By MALIK NAZIR AHMAD
As speculations go, the Jammu and Kashmir government is all set to pronounce the decision of shifting examinations to spring session from 2019 onwards. A closer understanding of the move would make one believe that the decision would be, in no way, student centric. One would like to ask the architects of this move how would students benefit by this decision?
It is worth mentioning here that Education Minister, Altaf Bukhari appears to keen to do help and thereby benefit students who have lost almost more than a month of education as protests overwhelmed the valley during the initial academic months. While the intentions of the Minister may be genuine, it is important to bear in mind that Kashmiri students are accustomed to the culture of the autumn session and, despite all the impediments of the conflict, the students of Kashmir have proved their mettle post-2010 uprising and emerged as toppers in various examinations of import. The student community of Kashmir is resilient and the shifting of the session is, in no way going to benefit them.
Coming to the technical aspect of the subject, we are familiar with the fact that national level examinations are held in the month of July and finishing the examination in March is going to waste students’ time by almost three months.
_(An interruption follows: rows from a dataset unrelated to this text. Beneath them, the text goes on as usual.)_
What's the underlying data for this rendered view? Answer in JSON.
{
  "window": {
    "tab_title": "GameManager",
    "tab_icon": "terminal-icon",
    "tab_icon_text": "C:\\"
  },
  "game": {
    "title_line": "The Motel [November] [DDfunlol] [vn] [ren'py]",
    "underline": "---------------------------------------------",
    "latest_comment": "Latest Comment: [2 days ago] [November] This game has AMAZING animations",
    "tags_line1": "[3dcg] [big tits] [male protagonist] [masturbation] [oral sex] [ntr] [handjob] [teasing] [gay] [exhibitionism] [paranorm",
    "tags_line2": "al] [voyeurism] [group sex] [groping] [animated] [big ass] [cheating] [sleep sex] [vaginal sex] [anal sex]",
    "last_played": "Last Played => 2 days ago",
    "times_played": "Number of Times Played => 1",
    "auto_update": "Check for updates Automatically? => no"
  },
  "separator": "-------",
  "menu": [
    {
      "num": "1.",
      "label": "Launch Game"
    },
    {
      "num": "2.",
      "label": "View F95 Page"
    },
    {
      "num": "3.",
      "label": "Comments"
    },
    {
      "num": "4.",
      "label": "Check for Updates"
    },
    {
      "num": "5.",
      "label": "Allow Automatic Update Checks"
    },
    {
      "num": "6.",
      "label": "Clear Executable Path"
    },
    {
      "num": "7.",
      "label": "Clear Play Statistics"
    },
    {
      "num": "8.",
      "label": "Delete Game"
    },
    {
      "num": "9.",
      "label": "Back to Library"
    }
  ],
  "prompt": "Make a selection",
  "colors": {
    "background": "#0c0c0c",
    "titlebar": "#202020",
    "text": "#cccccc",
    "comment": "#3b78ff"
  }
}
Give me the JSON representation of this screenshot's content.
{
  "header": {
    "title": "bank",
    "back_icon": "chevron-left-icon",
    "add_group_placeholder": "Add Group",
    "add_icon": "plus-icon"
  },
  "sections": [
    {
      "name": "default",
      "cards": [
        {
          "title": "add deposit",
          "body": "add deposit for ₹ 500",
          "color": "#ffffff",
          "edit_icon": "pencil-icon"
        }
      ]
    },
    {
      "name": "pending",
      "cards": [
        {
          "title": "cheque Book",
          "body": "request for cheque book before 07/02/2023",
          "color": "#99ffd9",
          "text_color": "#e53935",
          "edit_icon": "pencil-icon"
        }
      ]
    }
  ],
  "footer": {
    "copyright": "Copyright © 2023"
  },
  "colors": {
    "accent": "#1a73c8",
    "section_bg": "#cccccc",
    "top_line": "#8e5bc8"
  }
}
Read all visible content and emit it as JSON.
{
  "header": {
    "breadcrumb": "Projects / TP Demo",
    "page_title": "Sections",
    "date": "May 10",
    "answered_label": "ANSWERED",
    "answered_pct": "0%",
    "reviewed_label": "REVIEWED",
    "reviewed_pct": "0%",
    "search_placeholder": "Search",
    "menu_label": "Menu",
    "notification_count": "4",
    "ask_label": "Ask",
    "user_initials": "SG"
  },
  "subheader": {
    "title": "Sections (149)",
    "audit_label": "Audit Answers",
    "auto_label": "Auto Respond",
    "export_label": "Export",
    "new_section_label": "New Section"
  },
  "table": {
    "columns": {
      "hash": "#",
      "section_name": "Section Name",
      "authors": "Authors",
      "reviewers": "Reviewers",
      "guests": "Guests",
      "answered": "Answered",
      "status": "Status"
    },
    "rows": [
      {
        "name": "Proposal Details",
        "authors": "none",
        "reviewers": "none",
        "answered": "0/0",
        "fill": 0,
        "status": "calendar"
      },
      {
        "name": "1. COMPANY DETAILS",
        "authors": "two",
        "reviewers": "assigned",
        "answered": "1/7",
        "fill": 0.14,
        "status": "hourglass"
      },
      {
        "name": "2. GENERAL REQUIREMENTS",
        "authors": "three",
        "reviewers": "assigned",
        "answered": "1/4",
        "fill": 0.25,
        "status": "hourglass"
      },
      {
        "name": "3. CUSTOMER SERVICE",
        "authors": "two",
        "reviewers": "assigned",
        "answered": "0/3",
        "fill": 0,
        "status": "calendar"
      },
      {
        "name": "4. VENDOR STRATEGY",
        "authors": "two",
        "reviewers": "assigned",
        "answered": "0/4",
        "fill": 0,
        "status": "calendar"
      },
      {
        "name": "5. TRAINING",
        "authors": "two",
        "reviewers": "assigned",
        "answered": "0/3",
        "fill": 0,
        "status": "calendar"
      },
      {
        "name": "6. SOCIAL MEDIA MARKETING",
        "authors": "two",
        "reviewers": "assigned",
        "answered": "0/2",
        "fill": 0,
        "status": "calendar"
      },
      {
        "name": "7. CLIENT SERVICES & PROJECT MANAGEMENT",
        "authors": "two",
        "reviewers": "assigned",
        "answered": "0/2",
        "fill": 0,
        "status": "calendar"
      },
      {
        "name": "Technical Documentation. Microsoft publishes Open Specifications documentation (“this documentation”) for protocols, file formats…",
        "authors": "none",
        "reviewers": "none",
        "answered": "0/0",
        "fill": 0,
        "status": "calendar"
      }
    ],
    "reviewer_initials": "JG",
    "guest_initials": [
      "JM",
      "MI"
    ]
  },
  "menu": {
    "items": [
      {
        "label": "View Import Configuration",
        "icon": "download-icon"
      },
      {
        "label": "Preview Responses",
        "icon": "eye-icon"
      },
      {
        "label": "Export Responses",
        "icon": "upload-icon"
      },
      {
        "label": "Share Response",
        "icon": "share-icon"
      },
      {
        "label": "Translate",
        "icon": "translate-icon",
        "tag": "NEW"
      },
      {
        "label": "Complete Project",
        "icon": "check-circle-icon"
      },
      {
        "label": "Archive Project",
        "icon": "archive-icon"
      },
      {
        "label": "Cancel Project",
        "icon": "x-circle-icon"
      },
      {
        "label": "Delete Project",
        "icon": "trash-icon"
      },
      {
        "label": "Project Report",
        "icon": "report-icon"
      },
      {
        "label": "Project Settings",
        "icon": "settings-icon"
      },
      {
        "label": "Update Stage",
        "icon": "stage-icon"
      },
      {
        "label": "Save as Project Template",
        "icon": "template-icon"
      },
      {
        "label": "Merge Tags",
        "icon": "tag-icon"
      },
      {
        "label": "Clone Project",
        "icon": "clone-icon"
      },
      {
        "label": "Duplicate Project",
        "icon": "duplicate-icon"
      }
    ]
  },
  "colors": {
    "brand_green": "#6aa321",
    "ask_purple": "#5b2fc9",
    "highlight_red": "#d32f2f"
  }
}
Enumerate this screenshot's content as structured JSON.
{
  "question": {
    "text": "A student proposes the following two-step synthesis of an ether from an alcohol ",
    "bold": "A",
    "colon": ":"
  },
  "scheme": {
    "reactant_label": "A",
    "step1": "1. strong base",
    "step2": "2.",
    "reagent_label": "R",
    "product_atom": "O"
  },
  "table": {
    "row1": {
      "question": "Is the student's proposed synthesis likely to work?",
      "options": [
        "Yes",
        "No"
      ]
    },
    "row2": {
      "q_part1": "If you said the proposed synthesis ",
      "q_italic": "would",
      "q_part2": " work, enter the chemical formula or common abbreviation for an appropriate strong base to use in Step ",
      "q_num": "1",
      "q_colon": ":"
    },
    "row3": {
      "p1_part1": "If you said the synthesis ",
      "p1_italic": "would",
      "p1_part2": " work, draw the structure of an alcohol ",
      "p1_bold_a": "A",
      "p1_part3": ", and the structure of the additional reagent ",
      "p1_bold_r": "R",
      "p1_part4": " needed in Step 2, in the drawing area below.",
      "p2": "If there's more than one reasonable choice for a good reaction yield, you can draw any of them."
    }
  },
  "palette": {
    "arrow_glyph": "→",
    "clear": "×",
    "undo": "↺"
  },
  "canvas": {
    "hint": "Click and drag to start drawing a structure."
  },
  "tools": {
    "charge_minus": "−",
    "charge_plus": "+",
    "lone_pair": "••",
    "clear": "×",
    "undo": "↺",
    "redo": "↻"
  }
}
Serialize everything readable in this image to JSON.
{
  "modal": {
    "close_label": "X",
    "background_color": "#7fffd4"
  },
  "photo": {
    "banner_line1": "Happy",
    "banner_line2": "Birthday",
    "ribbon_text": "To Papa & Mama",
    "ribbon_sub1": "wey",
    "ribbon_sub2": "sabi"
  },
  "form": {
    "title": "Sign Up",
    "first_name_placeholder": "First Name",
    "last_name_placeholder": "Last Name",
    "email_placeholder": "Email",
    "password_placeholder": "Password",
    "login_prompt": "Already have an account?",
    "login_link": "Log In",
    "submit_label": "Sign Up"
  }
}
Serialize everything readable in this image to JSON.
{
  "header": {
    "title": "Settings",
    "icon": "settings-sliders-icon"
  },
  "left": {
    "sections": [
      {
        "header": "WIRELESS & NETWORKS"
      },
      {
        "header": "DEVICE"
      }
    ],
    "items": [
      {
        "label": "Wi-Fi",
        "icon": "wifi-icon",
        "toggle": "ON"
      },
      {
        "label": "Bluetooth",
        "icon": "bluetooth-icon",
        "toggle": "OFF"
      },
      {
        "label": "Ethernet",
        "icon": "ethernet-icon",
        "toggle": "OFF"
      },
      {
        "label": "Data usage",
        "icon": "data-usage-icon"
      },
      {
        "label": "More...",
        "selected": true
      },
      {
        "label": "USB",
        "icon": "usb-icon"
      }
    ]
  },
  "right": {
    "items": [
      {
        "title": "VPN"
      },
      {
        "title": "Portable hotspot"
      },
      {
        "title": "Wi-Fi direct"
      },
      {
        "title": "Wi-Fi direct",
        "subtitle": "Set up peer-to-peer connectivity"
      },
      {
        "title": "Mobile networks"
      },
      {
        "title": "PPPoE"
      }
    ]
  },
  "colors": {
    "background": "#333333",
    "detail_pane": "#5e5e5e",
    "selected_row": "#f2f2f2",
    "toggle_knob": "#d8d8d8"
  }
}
It will add to the anxiety of the students who are fit and acquainted to prepare themselves during winters for all level examinations because of the geographical and climactic conditions of the valley. It is not possible to continue with winter schooling regularly. As information revealed through various sources the condition of Government school buildings is more chilling than the winter itself. Many a schools are still in dilapidated condition with broken doors, windows and even cracked walls. Some of the schools are overcrowded with students with deficient staff and it is famously believed in Kashmir that government schools are good for nothing. The need of the hour is to change this general perception about government schools by overhauling and improving the infrastructure of the schools and to boost the morale of teachers so that they get encouraged and motivated to work efficiently.
Indeed, the Education Minister has been working hard to give new impetus to the education sector by his efforts but this experimentation is going to yield nothing as all such practices have failed in the past. The instance of Higher Education is sufficient to make one understand the whole situation as it has practically failed to deliver the desired outputs because examinations were never conducted in time which resulted in the mess to the system. The students, who were admitted in first semester in 2017, are yet to appear in the exams of their 2nd semester whereas they should have been in 3rd semester.Similarly, 3rd semester students were admitted to the first semester in the year 2016 and they too are yet to appear in their exams. Students of 5th and 6th semester were admitted in 2015, they are yet to complete their graduation whereas their classmates who opted for graduation outside the state submitted the forms for coming SSRB exams. Now, they have been clubbed and the reduction in syllabus is demanded by the students which mock the defective system because of apathy, non functioning and lack of coordination between the University and various agencies of Higher education. All this is telling upon the future of students. Similar conditions are expected in school education which is already lacking the resources, infrastructure and where, the students are immature in comparison to college students who are mature enough to self study.
To take the decision of shifting the examination session is a matter to be watched out. One should not be surprised if within the short period of time, the move could end up as disaster like it did briefly after the 2014 floods. We attempted, we tested but we failed. Therefore, a closer understanding of the move would make one believe that the decision is either taken in haste or without giving proper thought and the fear is that overwhelming response of the people will prove merely a hoax.
—The author hails from Bandipora. He can be reached at: firstname.lastname@example.org